Efficient removal of contaminants like oil and toxic dyes from water sources is an issue of global importance. Oil spills can be devastating to both the environment and the economy because cleanup is costly and damage to the ecosystem is sometimes irreparable.
Marine oil spills are typically contained and removed using booms and skimmers, or chemicals are dumped into the water to break down the oil and speed up natural biodegradation — processes that can be expensive, time consuming, and not always 100 percent effective.
Toxic dyes — common water pollutants in the textile industry — tend to escape conventional wastewater treatment because of their chemical properties.
To address these problems, NYU Abu Dhabi scientists have come up with a new way to remove toxic contaminants from water they believe could be more efficient and less costly than current methods.
They have developed the first calixarene based superhydrophobic, porous material that repels water and attracts oil and dye kind of like a sponge. They call it CalP.
Dinesh Shetty, lead researcher and chemist at NYUAD, said CalP — a light brown powder — “offers a new way to remove toxins from water sources and can absorb up to seven times its weight of oil from an oil and water mixture.”
The basic material has been around for decades, he explained, but this is the first porous organic calixarene-based polymer synthesized in the lab for the purpose of purifying water.
Ali Trabolsi, NYUAD assistant professor of chemistry, said CalP is able to remove “oil from water so efficiently, in just minutes, because it has several distinct properties:
- it floats, has high surface area, and low density;
- it has pores both from calixarene cavity and hypercrosslinked 3D structure that collect toxins inside;
- the material is superhydrophobic which means it repels water and it has an excellent ability to absorb a range of pollutants.”
Lab experiments were conducted using two types of oil: used engine oil and commercial grade crude oil.
After being placed on top of an oil-water mixture the light brown powder quickly absorbed the oil and turned dark brown. Complete absorption of the oil happened in about five minutes.

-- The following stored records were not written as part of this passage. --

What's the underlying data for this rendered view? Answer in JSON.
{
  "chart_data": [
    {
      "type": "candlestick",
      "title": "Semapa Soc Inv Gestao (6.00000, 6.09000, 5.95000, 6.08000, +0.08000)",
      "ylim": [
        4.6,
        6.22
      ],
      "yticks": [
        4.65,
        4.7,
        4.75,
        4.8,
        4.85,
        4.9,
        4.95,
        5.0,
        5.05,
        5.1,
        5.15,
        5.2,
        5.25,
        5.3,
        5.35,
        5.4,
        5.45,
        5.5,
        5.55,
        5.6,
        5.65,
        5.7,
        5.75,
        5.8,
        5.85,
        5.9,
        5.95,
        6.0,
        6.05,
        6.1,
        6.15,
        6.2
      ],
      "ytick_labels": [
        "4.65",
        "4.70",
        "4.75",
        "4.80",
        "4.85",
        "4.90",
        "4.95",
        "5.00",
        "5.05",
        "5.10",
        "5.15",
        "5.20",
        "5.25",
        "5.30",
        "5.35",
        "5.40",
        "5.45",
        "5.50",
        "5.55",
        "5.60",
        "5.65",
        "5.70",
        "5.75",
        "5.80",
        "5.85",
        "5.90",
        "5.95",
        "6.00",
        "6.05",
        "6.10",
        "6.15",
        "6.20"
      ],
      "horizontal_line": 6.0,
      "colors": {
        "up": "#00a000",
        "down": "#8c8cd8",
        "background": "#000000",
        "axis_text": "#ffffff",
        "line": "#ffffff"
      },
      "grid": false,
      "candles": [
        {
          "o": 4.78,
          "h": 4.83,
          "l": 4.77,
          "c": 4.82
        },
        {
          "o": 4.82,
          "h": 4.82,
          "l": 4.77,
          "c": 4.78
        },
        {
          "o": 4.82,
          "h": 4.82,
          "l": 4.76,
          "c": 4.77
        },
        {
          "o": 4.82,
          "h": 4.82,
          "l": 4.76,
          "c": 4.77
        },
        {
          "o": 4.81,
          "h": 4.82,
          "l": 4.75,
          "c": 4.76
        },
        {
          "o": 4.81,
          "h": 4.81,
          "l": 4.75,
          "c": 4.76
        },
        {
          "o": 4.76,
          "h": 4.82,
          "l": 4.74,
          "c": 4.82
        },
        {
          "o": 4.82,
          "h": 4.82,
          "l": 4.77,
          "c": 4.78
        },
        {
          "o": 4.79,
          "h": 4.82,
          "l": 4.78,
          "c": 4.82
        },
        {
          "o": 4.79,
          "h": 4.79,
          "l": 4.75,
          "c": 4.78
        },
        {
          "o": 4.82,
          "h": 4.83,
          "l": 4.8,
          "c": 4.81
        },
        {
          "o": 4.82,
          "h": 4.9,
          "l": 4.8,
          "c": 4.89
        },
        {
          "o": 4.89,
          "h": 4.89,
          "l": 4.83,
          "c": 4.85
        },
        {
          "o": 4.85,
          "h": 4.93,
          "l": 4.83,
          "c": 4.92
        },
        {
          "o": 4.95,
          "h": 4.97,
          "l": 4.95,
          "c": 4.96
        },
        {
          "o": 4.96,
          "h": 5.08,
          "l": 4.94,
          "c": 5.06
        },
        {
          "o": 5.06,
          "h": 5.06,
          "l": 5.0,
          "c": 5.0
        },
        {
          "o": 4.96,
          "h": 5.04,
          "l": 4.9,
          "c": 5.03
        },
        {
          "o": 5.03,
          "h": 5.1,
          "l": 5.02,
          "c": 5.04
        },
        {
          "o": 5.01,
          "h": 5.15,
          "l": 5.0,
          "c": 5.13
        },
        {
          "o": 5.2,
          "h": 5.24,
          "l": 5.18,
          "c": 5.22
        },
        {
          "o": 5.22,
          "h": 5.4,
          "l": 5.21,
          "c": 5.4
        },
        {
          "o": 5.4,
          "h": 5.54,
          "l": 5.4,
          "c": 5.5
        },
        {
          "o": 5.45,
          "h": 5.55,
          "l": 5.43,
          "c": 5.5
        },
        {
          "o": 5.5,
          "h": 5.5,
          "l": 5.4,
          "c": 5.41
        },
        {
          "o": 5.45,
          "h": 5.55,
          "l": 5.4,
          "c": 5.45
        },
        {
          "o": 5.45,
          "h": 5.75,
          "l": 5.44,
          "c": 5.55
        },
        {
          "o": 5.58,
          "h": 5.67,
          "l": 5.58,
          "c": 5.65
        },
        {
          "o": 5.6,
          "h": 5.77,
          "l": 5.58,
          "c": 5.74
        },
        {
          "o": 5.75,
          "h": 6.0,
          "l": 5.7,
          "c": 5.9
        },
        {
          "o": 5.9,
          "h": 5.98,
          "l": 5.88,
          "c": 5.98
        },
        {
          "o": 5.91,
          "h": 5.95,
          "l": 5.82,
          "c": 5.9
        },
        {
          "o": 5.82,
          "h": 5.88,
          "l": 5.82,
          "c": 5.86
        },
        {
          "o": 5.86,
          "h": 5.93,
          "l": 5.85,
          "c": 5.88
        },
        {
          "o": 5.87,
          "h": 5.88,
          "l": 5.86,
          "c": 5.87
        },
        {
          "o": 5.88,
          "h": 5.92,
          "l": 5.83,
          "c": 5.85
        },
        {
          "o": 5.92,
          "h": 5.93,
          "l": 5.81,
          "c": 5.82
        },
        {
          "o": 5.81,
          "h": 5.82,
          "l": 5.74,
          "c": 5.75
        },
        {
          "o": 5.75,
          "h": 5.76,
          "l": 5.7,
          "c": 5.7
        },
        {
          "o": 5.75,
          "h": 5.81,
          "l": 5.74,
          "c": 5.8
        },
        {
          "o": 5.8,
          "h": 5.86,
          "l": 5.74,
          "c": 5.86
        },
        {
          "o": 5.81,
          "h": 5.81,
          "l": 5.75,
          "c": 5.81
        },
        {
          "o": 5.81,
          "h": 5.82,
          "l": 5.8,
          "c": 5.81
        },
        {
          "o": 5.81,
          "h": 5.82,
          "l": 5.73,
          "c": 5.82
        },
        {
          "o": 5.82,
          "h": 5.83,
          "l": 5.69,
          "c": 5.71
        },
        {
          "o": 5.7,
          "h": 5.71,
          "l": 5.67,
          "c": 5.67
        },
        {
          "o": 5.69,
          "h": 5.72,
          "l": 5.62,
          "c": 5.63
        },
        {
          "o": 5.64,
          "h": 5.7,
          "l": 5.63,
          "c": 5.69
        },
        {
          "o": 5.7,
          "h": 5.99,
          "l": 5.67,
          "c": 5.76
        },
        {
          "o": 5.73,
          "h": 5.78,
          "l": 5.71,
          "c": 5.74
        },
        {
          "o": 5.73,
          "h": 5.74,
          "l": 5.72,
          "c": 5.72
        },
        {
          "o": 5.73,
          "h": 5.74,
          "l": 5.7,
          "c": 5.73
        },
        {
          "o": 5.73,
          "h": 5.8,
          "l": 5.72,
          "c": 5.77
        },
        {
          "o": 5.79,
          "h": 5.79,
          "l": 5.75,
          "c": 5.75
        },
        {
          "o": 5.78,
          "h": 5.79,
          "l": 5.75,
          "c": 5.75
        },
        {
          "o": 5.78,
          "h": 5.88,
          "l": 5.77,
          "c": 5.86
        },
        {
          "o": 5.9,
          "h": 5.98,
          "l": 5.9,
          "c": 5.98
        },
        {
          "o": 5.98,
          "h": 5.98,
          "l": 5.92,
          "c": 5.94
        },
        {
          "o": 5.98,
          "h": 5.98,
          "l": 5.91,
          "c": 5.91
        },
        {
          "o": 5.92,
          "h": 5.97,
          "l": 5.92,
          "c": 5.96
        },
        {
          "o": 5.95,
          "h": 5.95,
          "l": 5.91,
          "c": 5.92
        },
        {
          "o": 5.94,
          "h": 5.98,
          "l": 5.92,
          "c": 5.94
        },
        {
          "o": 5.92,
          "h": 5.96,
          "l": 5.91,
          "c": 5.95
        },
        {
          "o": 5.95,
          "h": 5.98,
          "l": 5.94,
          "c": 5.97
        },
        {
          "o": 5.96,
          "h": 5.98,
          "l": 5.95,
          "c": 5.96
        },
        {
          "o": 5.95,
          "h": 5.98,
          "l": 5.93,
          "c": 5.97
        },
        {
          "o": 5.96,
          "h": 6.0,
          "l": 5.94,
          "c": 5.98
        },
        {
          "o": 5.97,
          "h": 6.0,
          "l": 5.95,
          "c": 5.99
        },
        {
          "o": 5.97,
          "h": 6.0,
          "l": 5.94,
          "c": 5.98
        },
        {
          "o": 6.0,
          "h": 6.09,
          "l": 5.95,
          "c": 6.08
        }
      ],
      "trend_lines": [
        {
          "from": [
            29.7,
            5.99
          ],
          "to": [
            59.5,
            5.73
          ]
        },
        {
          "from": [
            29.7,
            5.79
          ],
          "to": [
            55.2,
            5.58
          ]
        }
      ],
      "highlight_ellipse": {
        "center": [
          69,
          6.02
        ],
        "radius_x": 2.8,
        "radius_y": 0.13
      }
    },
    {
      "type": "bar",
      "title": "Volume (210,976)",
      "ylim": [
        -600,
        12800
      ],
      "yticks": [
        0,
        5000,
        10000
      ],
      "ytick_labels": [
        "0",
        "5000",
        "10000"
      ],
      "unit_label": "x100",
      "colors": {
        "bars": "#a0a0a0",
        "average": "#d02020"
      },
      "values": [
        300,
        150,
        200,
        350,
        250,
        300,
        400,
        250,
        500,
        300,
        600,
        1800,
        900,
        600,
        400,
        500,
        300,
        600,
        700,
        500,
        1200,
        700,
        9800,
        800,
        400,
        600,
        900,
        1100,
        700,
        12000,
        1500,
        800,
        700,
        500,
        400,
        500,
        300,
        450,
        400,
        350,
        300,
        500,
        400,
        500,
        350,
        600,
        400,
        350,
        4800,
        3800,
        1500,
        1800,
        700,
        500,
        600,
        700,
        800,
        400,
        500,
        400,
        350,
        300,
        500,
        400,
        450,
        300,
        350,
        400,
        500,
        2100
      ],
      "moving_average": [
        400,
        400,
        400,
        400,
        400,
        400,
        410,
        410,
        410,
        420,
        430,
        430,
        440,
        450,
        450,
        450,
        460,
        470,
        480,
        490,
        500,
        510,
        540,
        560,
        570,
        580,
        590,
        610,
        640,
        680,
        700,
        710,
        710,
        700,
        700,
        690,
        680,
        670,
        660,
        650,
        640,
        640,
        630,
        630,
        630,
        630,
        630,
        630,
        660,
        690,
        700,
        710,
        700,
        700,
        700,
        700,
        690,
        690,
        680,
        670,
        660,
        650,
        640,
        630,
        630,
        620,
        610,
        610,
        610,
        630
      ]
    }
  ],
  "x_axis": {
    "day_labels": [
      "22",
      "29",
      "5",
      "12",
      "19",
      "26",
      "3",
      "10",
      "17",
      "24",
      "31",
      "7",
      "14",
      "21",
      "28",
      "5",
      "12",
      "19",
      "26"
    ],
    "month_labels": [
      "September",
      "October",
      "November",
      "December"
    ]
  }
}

Its ability to absorb oil so quickly leads the researchers to believe that this process of removing contaminants from water is potentially more efficient than other similar methods because the results are “significantly higher than most absorbent materials reported to date, including commercial activated carbon.”
Further experiments using different types of dyes — anionic and cationic — had the same impressive results and are especially promising because dyes are chemically designed to withstand degradation.
In one test, about 80 percent of toxic dye poured into a glass of water was absorbed within five minutes and the rest was completely gone after just 15 minutes.
Another distinct quality of CalP is that it can be washed and reused to absorb oil products over and over again with the same efficiency, potentially reducing the cost of cleaning large oil spills.
“It’s an important part of our discovery,” said Ilma Jahovic, NYUAD chemistry major and student researcher, “because we found it was very easy to regenerate the material” even after it was soaked in oil or dye. “We did multiple cycles and its efficiency was maintained.”
“Other similar materials can be reused but require cleaning at high temperatures and it’s expensive,” she explained, whereas this material requires only mild washing with diethyl ether, ethanol, or a light acidic solution.
The next step in the research is to improve the absorption efficiency of oil products even further, and find ways to make production cheaper. CalP could also be used to further other areas of petroleum research such as gas separation to make cleaner fuel, added Jahovic.
The material is not yet practical for cleaning large oil spills, she stressed, because “we are only at gram scale” in the lab environment.